America’s 42nd president, Bill Clinton, was reportedly hospitalized with chest pains this afternoon in New York. Hopefully he’ll be fine, but naturally any threat to his health puts one in mind of the man’s legacy as a two-term president.
What struck me is this: when he was president, there was endless debate about Bill Clinton. Was he a liberal at heart who tacked to the center for pragmatic reasons, or was he essentially a moderate? Was he wasting his prodigious political talents, or was campaigning all he really knew to do well anyway? Did he revive liberalism from its decline, or validate the Reagan Revolution?
But nine years after he left office, as his presidency begins to recede into history and his party has passed to new leadership, this much is clear: it doesn’t matter anymore what Clinton’s intentions were, or what his talents were, or what he believed in. It doesn’t matter anymore who was up or who was down in his Administration, or who leaked what to which newspaper, or how he went about making decisions. It doesn’t matter who the public blamed or what the polls said. It doesn’t matter what Clinton said, either – we remember a few stock phrases (other than the embarrassing ones about his various scandals, probably his most enduring line was his campaign’s standing reminder to then-candidate Clinton that “It’s the economy, stupid”).
What matters from the Clinton Administration is what the president and his Administration did, and what it failed to do. Thus, for example, Clinton’s fiscal and economic legacy was not Hillarycare or the BTU tax, which went nowhere, nor was it the Contract with America, but rather an essentially centrist set of compromises with the GOP that yielded income tax hikes, capital gains tax cuts, welfare reform, fits of spending restraint but few spending cuts, major free trade agreements like NAFTA and GATT, and a series of both regulatory and deregulatory bills on the workplace, private securities litigation, and the financial markets. The book isn’t closed yet on the ripples from that era, but the decisions made, the bills passed, the judges appointed, the wars fought and unfought, etc., are done, and as historians debate President Clinton’s legacy, that is what they will examine. The same will be true of George W. Bush.
And the same will be true of Barack Obama. Obama is known for his eloquence, but little he says is remembered the next day, and still less will live on after him. Obama spends much of his days pointing fingers of blame – at the Bush Administration, at Congressional Republicans – but blame is not a legacy. Obama’s true intentions are subject to as much debate as Clinton’s or George W. Bush’s, or for that matter FDR’s or Lincoln’s, but only his record will really matter.
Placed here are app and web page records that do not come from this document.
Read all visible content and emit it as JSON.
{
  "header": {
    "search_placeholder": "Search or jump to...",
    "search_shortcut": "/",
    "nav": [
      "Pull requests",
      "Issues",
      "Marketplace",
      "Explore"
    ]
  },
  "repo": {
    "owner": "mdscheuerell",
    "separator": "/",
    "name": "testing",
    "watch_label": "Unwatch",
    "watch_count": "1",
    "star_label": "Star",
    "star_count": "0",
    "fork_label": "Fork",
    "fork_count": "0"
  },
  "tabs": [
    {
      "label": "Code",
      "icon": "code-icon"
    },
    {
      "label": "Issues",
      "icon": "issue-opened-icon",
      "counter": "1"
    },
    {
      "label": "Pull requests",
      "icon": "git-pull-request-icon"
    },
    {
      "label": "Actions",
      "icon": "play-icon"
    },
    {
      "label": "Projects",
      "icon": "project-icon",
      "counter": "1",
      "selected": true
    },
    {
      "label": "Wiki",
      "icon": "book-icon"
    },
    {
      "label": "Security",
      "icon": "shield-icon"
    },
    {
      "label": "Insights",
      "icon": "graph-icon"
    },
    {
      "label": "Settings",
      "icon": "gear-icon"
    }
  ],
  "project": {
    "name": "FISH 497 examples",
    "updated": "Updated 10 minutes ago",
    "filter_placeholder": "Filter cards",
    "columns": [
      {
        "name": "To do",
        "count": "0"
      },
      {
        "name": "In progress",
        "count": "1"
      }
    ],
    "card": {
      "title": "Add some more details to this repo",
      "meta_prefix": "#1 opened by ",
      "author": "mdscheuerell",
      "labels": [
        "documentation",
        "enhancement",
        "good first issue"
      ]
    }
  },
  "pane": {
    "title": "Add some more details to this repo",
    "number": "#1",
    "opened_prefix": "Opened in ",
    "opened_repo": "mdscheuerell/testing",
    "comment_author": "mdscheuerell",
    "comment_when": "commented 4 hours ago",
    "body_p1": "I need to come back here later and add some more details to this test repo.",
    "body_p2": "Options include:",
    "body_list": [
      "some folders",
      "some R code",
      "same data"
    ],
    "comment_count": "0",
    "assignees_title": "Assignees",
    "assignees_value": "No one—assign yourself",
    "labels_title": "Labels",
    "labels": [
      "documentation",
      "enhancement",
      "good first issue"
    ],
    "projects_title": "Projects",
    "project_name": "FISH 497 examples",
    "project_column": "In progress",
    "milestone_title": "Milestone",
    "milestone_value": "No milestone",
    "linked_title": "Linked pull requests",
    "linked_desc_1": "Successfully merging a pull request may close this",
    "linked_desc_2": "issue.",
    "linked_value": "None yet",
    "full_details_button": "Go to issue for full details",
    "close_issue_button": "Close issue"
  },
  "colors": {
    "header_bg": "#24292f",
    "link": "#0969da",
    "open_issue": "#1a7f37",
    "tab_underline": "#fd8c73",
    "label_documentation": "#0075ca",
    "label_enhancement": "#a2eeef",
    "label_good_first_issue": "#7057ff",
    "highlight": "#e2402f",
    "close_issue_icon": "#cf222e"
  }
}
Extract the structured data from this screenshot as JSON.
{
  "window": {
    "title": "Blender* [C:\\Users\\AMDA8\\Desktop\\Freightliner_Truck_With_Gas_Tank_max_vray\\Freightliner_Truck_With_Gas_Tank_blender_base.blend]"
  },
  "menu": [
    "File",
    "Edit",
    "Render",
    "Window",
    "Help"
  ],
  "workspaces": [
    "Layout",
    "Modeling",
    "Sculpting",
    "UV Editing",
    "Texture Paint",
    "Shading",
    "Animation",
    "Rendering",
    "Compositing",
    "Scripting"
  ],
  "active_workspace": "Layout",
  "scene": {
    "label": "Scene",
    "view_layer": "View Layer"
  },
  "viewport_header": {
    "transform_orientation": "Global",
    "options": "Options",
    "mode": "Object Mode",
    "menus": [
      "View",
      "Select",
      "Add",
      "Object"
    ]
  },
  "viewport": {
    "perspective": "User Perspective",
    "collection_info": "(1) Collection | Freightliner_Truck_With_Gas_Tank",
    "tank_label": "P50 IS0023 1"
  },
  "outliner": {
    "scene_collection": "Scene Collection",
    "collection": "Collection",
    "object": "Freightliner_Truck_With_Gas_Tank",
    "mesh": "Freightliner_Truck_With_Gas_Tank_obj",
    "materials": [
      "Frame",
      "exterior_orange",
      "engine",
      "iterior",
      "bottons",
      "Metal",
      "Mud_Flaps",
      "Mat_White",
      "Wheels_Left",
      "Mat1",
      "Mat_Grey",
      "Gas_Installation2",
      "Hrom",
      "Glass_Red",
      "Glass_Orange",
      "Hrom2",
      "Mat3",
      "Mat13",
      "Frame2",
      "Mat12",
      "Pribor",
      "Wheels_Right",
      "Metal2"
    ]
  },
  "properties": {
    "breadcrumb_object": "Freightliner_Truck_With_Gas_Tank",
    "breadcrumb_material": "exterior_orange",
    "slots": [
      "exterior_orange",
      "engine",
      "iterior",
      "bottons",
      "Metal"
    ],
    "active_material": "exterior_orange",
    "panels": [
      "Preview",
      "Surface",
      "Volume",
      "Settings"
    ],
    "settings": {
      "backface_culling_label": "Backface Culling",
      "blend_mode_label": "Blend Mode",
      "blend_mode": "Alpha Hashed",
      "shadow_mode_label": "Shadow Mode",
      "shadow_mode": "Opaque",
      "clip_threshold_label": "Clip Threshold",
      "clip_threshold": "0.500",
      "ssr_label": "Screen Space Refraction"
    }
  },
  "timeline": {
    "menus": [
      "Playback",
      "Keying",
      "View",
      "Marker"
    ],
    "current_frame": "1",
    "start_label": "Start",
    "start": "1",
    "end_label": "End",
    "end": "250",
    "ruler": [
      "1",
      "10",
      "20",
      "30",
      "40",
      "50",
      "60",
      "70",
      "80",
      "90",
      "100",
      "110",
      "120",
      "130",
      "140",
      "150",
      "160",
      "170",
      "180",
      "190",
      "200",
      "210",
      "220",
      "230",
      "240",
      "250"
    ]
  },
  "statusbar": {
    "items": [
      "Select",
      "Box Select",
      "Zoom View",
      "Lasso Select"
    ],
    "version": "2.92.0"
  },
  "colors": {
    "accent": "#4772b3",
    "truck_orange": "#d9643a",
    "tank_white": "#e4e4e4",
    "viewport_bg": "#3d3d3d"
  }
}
Which ought to give him pause. Obama entered office with an unprecedented base of support in Congress – even FDR didn’t have a filibuster-proof majority in his first year in office – and yet it is hard to think of a modern two-term president who accomplished less, either legislatively or in international affairs, than Obama in his first year. Even Clinton, for all the frustrations of his first year in office, got his tax hike package passed.
Unlike Clinton or Bush, Obama’s political obituary is far from written. But we should not lose sight of the fact that when it is, all the rhetoric and the news cycles will pale in comparison to that awful question: what did you do with the time that was given to you?